Recent winters have been rather dry, which is good for running. And when it’s dry outside, you can easily put on your regular running shoes. However, you may get cold when wearing some ultra-breathable summer models. When it’s sleeting, you’ll surely appreciate some proper shoes, though. The paths in fields and woods turn to mud and puddles and even if you’re a city runner, water can still get into your shoes. In that case, it’s good to go with shoes by Salomon that are famous for their great qualities in unfavourable weather and demanding terrain. You can also choose from among the city-trail models that have lately become very popular. Below this article you’ll find a lot of other shoes for winter running from brands that I recommend.
4) I have all the equipment, but where’s my motivation?
Every runner sometimes faces a crisis and starts to negotiate with themselves whether to go for a run or not. Autumn and winter could be your enemies there, as you get home from work or school when it’s already dark, you prepare a cup of tea or coffee, lie down on the couch, and it suddenly looks like a superhuman task to actually stand up and go. This is why it’s always good to find a running buddy for winter who you can compete with to keep each other motivated. Also, it’s hard to find excuses for not to run when you’ve already agreed to go with somebody else. And if you can’t find a buddy to go with, why not try a runners club? Like the one I’m a member of! If you’ve ever joined our training sessions, you know that we go for a run in any weather and that you get to know a lot of excellent people to share your joy and troubles with.
5) Running with friends is fine, but what if I need long-term motivation?
If you really want to work hard during the entire winter, I suggest registering for some race that takes place in the spring, such as RunTour races that begin in April and you can get start fee discounts and other bonuses if you register before the end of the year.

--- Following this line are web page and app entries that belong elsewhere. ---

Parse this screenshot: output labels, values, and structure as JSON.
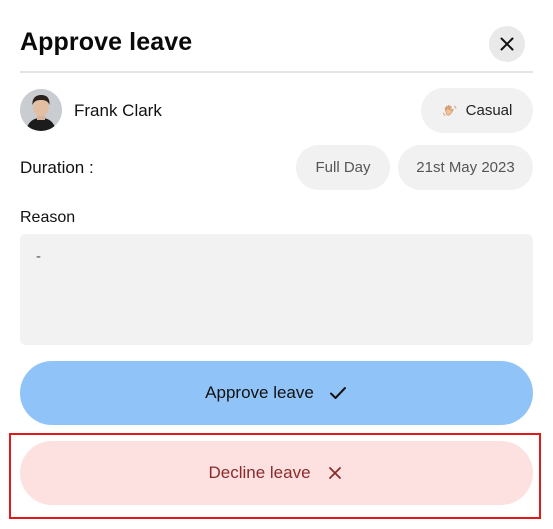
{
  "dialog": {
    "title": "Approve leave",
    "close_icon": "close-icon"
  },
  "employee": {
    "name": "Frank Clark",
    "leave_type": "Casual",
    "leave_type_icon": "waving-hand-icon"
  },
  "duration": {
    "label": "Duration :",
    "period": "Full Day",
    "date": "21st May 2023"
  },
  "reason": {
    "label": "Reason",
    "value": "-"
  },
  "actions": {
    "approve_label": "Approve leave",
    "approve_icon": "check-icon",
    "decline_label": "Decline leave",
    "decline_icon": "x-icon"
  },
  "colors": {
    "approve_bg": "#90c4f8",
    "decline_bg": "#fde1e1",
    "decline_text": "#8a2a2a",
    "highlight": "#e11919"
  }
}
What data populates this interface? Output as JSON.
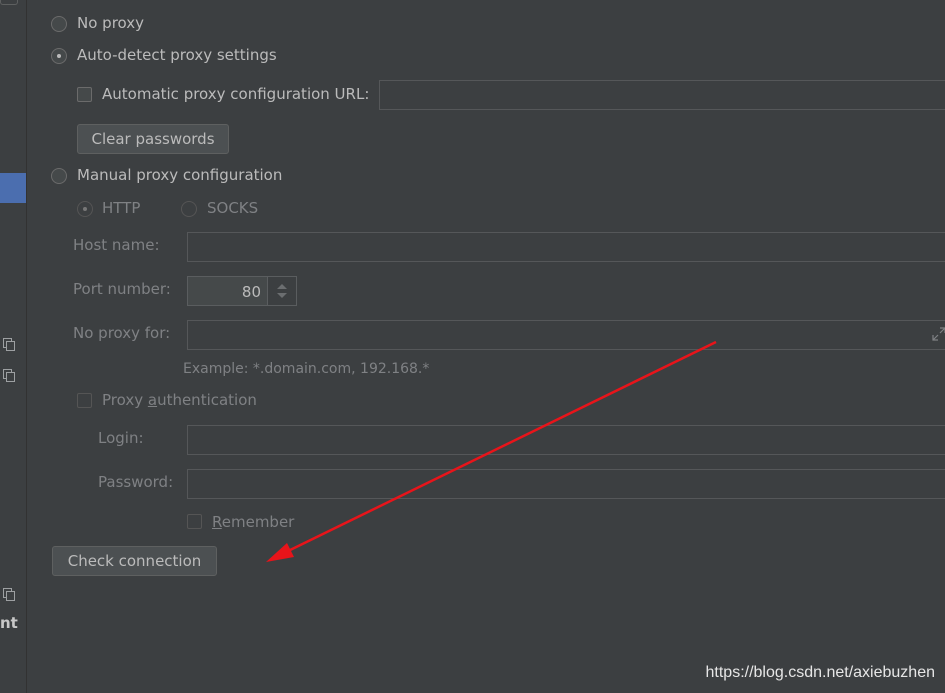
{
  "proxy": {
    "no_proxy": "No proxy",
    "auto_detect": "Auto-detect proxy settings",
    "auto_config_url_label": "Automatic proxy configuration URL:",
    "auto_config_url_value": "",
    "clear_passwords": "Clear passwords",
    "manual": "Manual proxy configuration",
    "http": "HTTP",
    "socks": "SOCKS",
    "host_label": "Host name:",
    "host_value": "",
    "port_label": "Port number:",
    "port_value": "80",
    "no_proxy_for_label": "No proxy for:",
    "no_proxy_for_value": "",
    "example": "Example: *.domain.com, 192.168.*",
    "proxy_auth_prefix": "Proxy ",
    "proxy_auth_mnemonic": "a",
    "proxy_auth_suffix": "uthentication",
    "login_label": "Login:",
    "login_value": "",
    "password_label": "Password:",
    "password_value": "",
    "remember_mnemonic": "R",
    "remember_suffix": "emember",
    "check_connection": "Check connection",
    "selected_option": "Auto-detect proxy settings"
  },
  "sidebar": {
    "partial_text": "nt"
  },
  "watermark": "https://blog.csdn.net/axiebuzhen",
  "colors": {
    "background": "#3c3f41",
    "selection": "#4b6eaf",
    "annotation_arrow": "#e8141a"
  },
  "icons": [
    "copy-icon",
    "expand-icon",
    "spinner-up-icon",
    "spinner-down-icon"
  ]
}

And if you want to get ready for these races properly, you have to run in winter as well. No excuses there! The last few hundred meters to the finish will mercilessly show you how hard you worked in winter.
6) And is it even healthy to run in winter?
That’s a popular question you surely hear a lot. Mostly asked by people who ask the very same question in spring, summer, and, in fact, in any situation. Don’t worry, though. This is the most important period when you just have to survive in order to run the whole winter unharmed. The temperature drops gradually and your body has a chance to acclimate. The worst thing is to forget all about running now and then make a New Year’s resolution and go for a run on January 1 when it’s -10 °C. Well, that’s going to hurt. Make sure you wear proper apparel and shoes and start slowly and do speed training or stretching only once your body warms up. If you do catch flu in autumn, though, take it easy and get back to running more slowly than you would in summer.
7) How to enjoy running in winter?
The beginning of winter is the most beautiful time for running. At least for me. The temperature oscillates around a pleasant 10 °C and you meet fewer and fewer people on popular routes, so you can fully enjoy your runs. Nature is slowly falling asleep and offers some amazing scenery, so grab your phone or camera and take some pictures on your run. Also, try to come up with something unique and unforgettable, such as a new route or a crazy deer chase.
And if the weather isn’t exactly favourable, that feeling when you get home, have a hot shower and a cup of tea, proud of having beaten the elements… that’s certainly worth it!
Jan Přáda, former sprinter for AC Start Karlovy Vary, currently a half-marathon and marathon runner, and a doctor at the General University Hospital in Prague.